- 1/100: film director Elvira Notari (Italy’s first female director)
- 2/100: American cinematographer Kira Kelly (13th, Queen Sugar, Self Made)
- 3/100: film editor Margaret Booth (the first person in the history of cinema to be named “film editor”)
- 4/100: filmmaker Madeline Anderson (the first African American female documentarian)
- 5/100: film critic Iris Brey (author of the book The Female Gaze)
- 6/100: trailblazing director Ida Lupino (the first American female filmmaker to direct a film noir)
- 7/100: film director Karyn Kusama (Girlfight, The Invitation, Destroyer)
- 8/100: documentary filmmaker Veena Rao
- 9/100: cinematographer Sarah Thomas Moffat
- 10/100: film director, writer & producer Leila Djansi
- 11/100: production designer Monique Dias
- 12/100: sound designer Cindy Takehara
- 13/100: colorist Anastasia Shepherd
- 14/100: director Jen McGowan
- 15/100: experimental filmmaker Maya Deren
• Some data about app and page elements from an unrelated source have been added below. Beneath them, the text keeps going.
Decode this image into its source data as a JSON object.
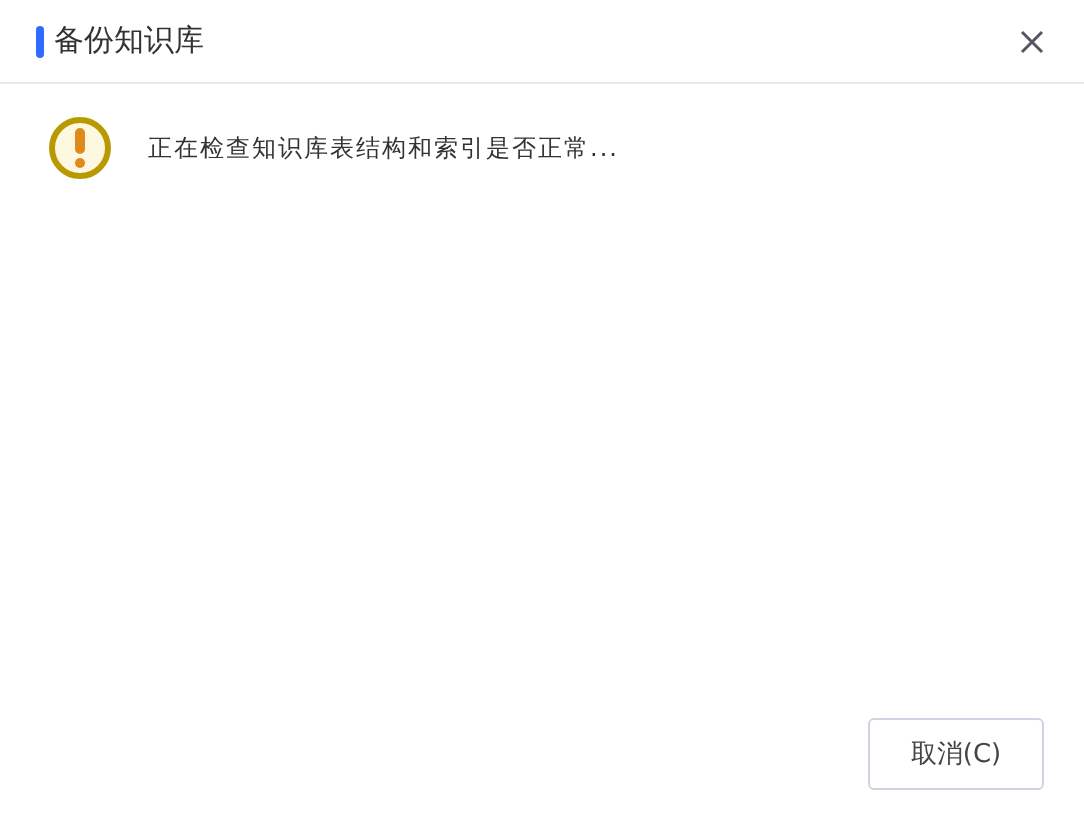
{
  "window": {
    "title": "备份知识库"
  },
  "message": {
    "text": "正在检查知识库表结构和索引是否正常..."
  },
  "buttons": [
    {
      "label": "取消(C)"
    }
  ]
}
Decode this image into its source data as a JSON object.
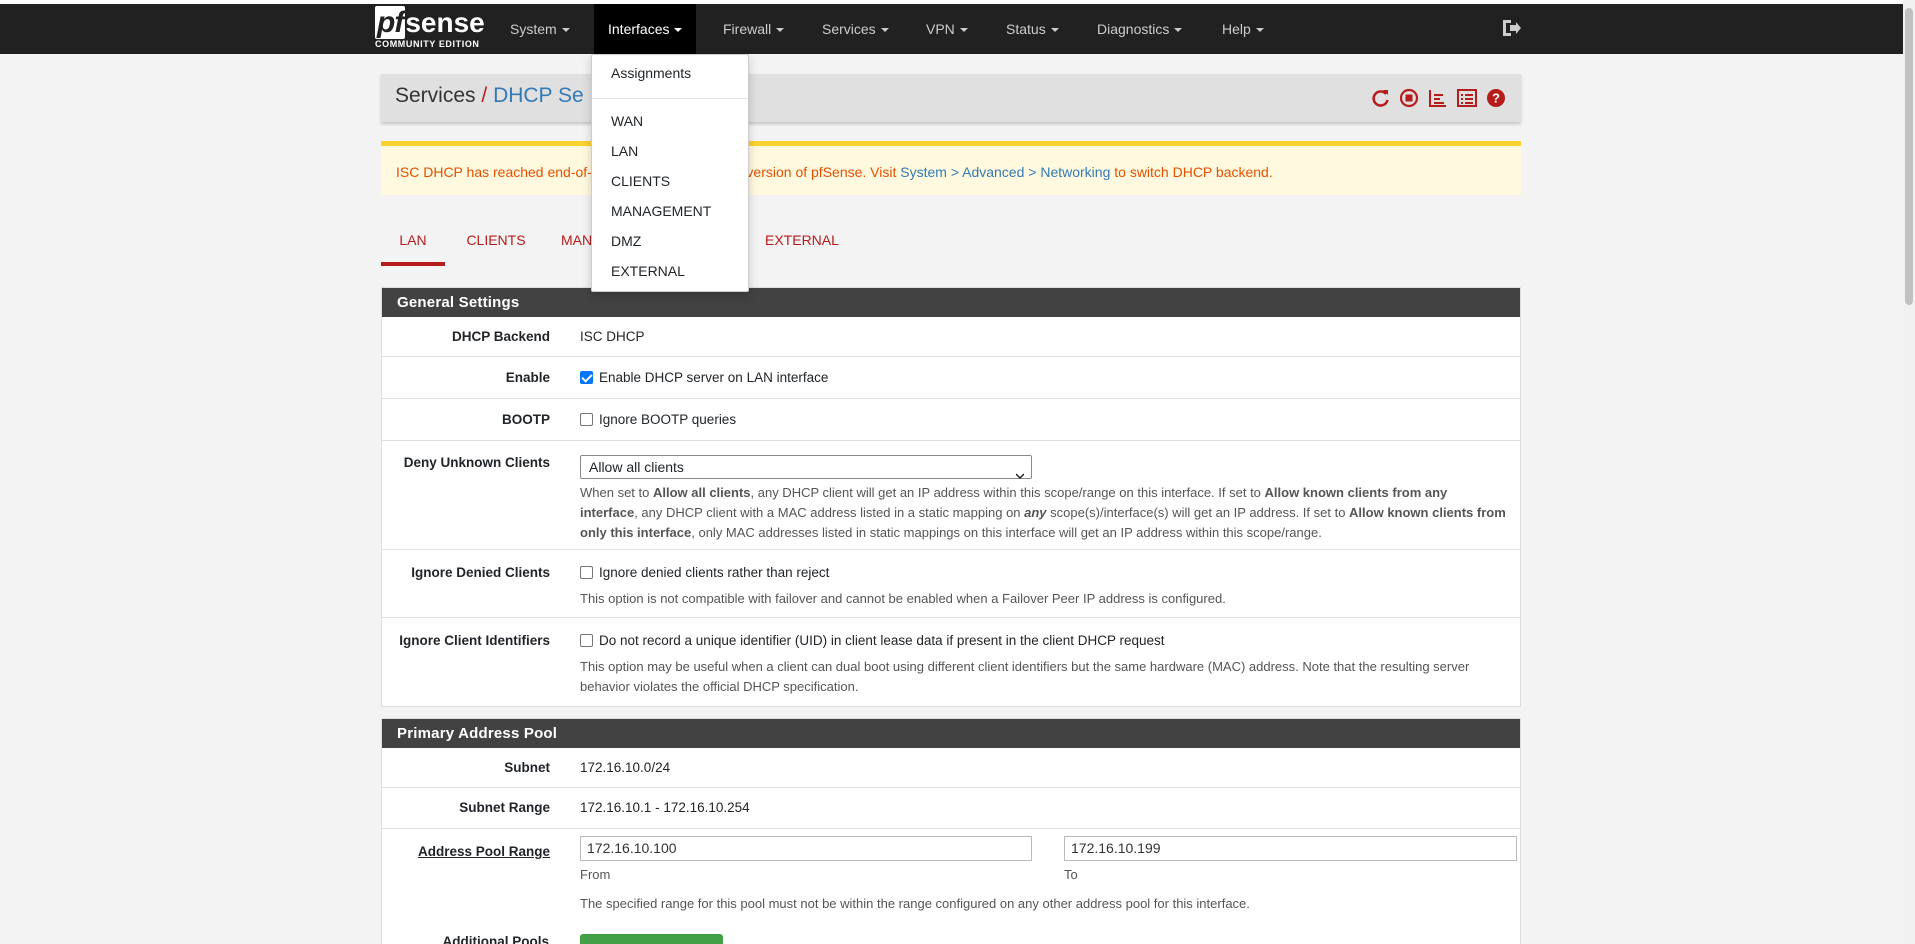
{
  "brand": {
    "name_pf": "pf",
    "name_sense": "sense",
    "edition": "COMMUNITY EDITION"
  },
  "nav": {
    "items": [
      "System",
      "Interfaces",
      "Firewall",
      "Services",
      "VPN",
      "Status",
      "Diagnostics",
      "Help"
    ]
  },
  "dropdown": {
    "items": [
      "Assignments",
      "WAN",
      "LAN",
      "CLIENTS",
      "MANAGEMENT",
      "DMZ",
      "EXTERNAL"
    ]
  },
  "breadcrumb": {
    "section": "Services",
    "separator": "/",
    "page": "DHCP Se"
  },
  "warning": {
    "text_start": "ISC DHCP has reached end-of-li",
    "text_mid": "a future version of pfSense. Visit ",
    "link": "System > Advanced > Networking",
    "text_end": " to switch DHCP backend."
  },
  "tabs": [
    "LAN",
    "CLIENTS",
    "MAN",
    "EXTERNAL"
  ],
  "general": {
    "title": "General Settings",
    "backend_label": "DHCP Backend",
    "backend_value": "ISC DHCP",
    "enable_label": "Enable",
    "enable_text": "Enable DHCP server on LAN interface",
    "enable_checked": true,
    "bootp_label": "BOOTP",
    "bootp_text": "Ignore BOOTP queries",
    "deny_label": "Deny Unknown Clients",
    "deny_value": "Allow all clients",
    "deny_help": {
      "p1": "When set to ",
      "b1": "Allow all clients",
      "p2": ", any DHCP client will get an IP address within this scope/range on this interface. If set to ",
      "b2": "Allow known clients from any interface",
      "p3": ", any DHCP client with a MAC address listed in a static mapping on ",
      "b3": "any",
      "p4": " scope(s)/interface(s) will get an IP address. If set to ",
      "b4": "Allow known clients from only this interface",
      "p5": ", only MAC addresses listed in static mappings on this interface will get an IP address within this scope/range."
    },
    "ignore_denied_label": "Ignore Denied Clients",
    "ignore_denied_text": "Ignore denied clients rather than reject",
    "ignore_denied_help": "This option is not compatible with failover and cannot be enabled when a Failover Peer IP address is configured.",
    "ignore_uid_label": "Ignore Client Identifiers",
    "ignore_uid_text": "Do not record a unique identifier (UID) in client lease data if present in the client DHCP request",
    "ignore_uid_help": "This option may be useful when a client can dual boot using different client identifiers but the same hardware (MAC) address. Note that the resulting server behavior violates the official DHCP specification."
  },
  "pool": {
    "title": "Primary Address Pool",
    "subnet_label": "Subnet",
    "subnet_value": "172.16.10.0/24",
    "range_label": "Subnet Range",
    "range_value": "172.16.10.1 - 172.16.10.254",
    "pool_label": "Address Pool Range",
    "from_value": "172.16.10.100",
    "to_value": "172.16.10.199",
    "from_label": "From",
    "to_label": "To",
    "pool_help": "The specified range for this pool must not be within the range configured on any other address pool for this interface.",
    "additional_label": "Additional Pools"
  },
  "colors": {
    "accent": "#b71c1c",
    "navbar": "#212121",
    "panel_head": "#424242",
    "link": "#337ab7",
    "warning": "#e65100"
  }
}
- 16/100: producer / director DeMane Davis
- 17/100: Italian cinematographer Valentina Caniglia